I recently had the pleasure of meeting with Professor Tumani Corrah KBE MRG. Professor Corrah has been a member of RSTMH for many years and we were proud to hear that this year he was appointed honorary Knight Commander of the Most Excellent Order of the British Empire, in recognition of his services to medical research and capacity development in sub-Saharan Africa.
On receiving his award, Professor Corrah said, “…..one thing I must always think about, every day, is what can I do for others - Africa’s emerging scientists continue to inspire me”.
As the UK Medical Research Council’s Director of African Research Development, Professor Tumani Corrah KBE has played a key role in promoting collaborations between indigenous medical research communities across Africa, with successful joint applications for funding.
Furthermore, he has driven forward the influential Medical Research Council African Research Leaders scheme, aimed at securing the very best early career African medical scientists in low and middle-income countries in the region. These professional contributions will have a significant long-term impact on the promotion of human health in such countries.

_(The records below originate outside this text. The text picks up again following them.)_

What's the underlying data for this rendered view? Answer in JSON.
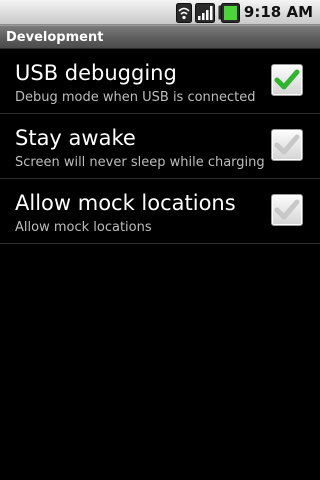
{
  "status_bar": {
    "time": "9:18 AM",
    "icons": [
      "wifi-icon",
      "signal-icon",
      "battery-icon"
    ]
  },
  "header": {
    "title": "Development"
  },
  "preferences": [
    {
      "title": "USB debugging",
      "summary": "Debug mode when USB is connected",
      "checked": true,
      "enabled": true
    },
    {
      "title": "Stay awake",
      "summary": "Screen will never sleep while charging",
      "checked": true,
      "enabled": false
    },
    {
      "title": "Allow mock locations",
      "summary": "Allow mock locations",
      "checked": true,
      "enabled": false
    }
  ],
  "colors": {
    "check_active": "#2fb52f",
    "check_inactive": "#c8c8c8",
    "background": "#000000",
    "title_bar": "#5d5d5d"
  }
}
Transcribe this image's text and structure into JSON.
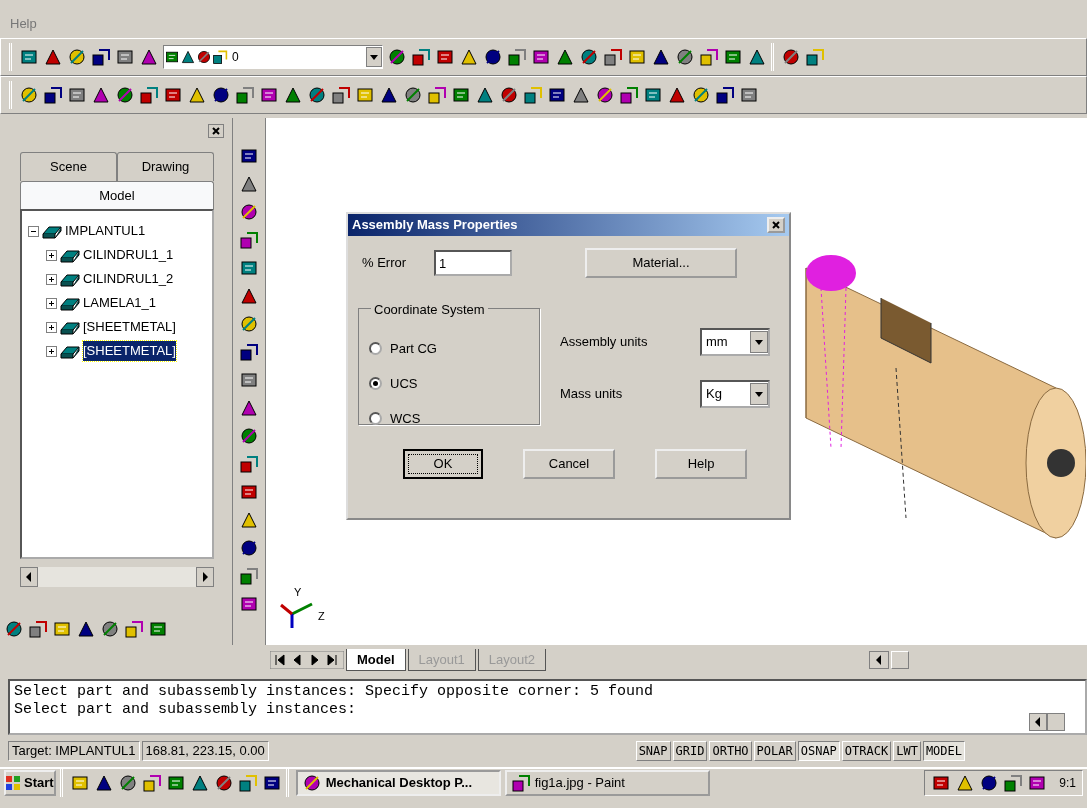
{
  "menu": [
    {
      "label": "Help"
    }
  ],
  "layer_combo": {
    "value": "0"
  },
  "panel": {
    "tabs": [
      {
        "label": "Scene",
        "selected": false
      },
      {
        "label": "Drawing",
        "selected": false
      },
      {
        "label": "Model",
        "selected": true
      }
    ],
    "tree": [
      {
        "label": "IMPLANTUL1",
        "expanded": true,
        "selected": false,
        "children": [
          {
            "label": "CILINDRUL1_1",
            "expanded": false,
            "selected": false
          },
          {
            "label": "CILINDRUL1_2",
            "expanded": false,
            "selected": false
          },
          {
            "label": "LAMELA1_1",
            "expanded": false,
            "selected": false
          },
          {
            "label": "[SHEETMETAL]",
            "expanded": false,
            "selected": false
          },
          {
            "label": "[SHEETMETAL]",
            "expanded": false,
            "selected": true
          }
        ]
      }
    ]
  },
  "dialog": {
    "title": "Assembly Mass Properties",
    "error_label": "% Error",
    "error_value": "1",
    "material_button": {
      "label": "Material..."
    },
    "group_title": "Coordinate System",
    "radios": [
      {
        "label": "Part CG",
        "selected": false
      },
      {
        "label": "UCS",
        "selected": true
      },
      {
        "label": "WCS",
        "selected": false
      }
    ],
    "selects": [
      {
        "label": "Assembly units",
        "value": "mm"
      },
      {
        "label": "Mass units",
        "value": "Kg"
      }
    ],
    "buttons": [
      {
        "label": "OK",
        "default": true
      },
      {
        "label": "Cancel",
        "default": false
      },
      {
        "label": "Help",
        "default": false
      }
    ]
  },
  "axis_labels": [
    "Y",
    "Z"
  ],
  "layout_tabs": [
    {
      "label": "Model",
      "selected": true
    },
    {
      "label": "Layout1",
      "selected": false
    },
    {
      "label": "Layout2",
      "selected": false
    }
  ],
  "command_lines": [
    "Select part and subassembly instances: Specify opposite corner: 5 found",
    "Select part and subassembly instances:"
  ],
  "status": {
    "target": "Target: IMPLANTUL1",
    "coords": "168.81, 223.15, 0.00",
    "toggles": [
      {
        "label": "SNAP",
        "on": false
      },
      {
        "label": "GRID",
        "on": false
      },
      {
        "label": "ORTHO",
        "on": false
      },
      {
        "label": "POLAR",
        "on": false
      },
      {
        "label": "OSNAP",
        "on": true
      },
      {
        "label": "OTRACK",
        "on": false
      },
      {
        "label": "LWT",
        "on": false
      },
      {
        "label": "MODEL",
        "on": true
      }
    ]
  },
  "taskbar": {
    "start": "Start",
    "tasks": [
      {
        "label": "Mechanical Desktop P...",
        "selected": true
      },
      {
        "label": "fig1a.jpg - Paint",
        "selected": false
      }
    ],
    "clock": "9:1"
  }
}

Professor Corrah told me a little about his life in medicine – about how he finished training for the membership of the Royal College of Physicians in Edinburgh and started working in North Wales in Bangor. He recalls how we was watching his favourite football team, Spurs, when he recieved a call from Sir Brian Greenwood, the current Editor in Chief of RSTMH scientific journal Transactions. Brian invited him to a meeting at 20 Park Crescent (MRC UNIT Head Office, London), which started a series of conversations and a process which led to him moving back to The Gambia and taking up a role at the MRC Unit there.
He worked in the roles of clinician then Director of Clinical Services and rose to the position of Unit Director. While he was working in these roles spanning over 30 years, he saw and helped influence many changes in the Gambia, such as the establishment of the Medical School, arranging for a programme through which Gambian school leavers were sent to the UK to obtain BScs. He was extremely proud that 80% of the students sent to the UK obtained upper class degrees and went on to undertake MScs or PHDs.
He talked about his ambitions asFounder and Director of the Africa Research Excellence Fund which provides training on how to write grant applications, fellowships at leading institutions in Europe and Africa for up to 9 months and leadership training for emerging African researchers. So far more than 200 researchers from 29 African countries have benefitted from the work of the charity and many increasingly raised their own funding. These graduates will hopefully go on to define Africa's research agenda and priorities.
This last area of discussion resonated well with RSTMH – our small grants programme aims to provide those early in their careers with a first grant of up £5,000 to research an initial idea or thought. As we approach the last month for submissions for our 2020 programme, we hope to see an increased number of applications coming in from The Gambia and other countries across Africa.
During our short time together, we talked about ways in which we could improve links between the society and organisations like the Fund, given our shared goals of helping those early in their careers with their progression. I look forward to pursuing these ideas over the next few months.
It is always wonderful to meet our members and Fellows, especially those who we haven’t seen for a few years at our events or other activities, and those who live and work outside of the UK. If you would like to pop into our offices and meet the team for a catch up, please email me.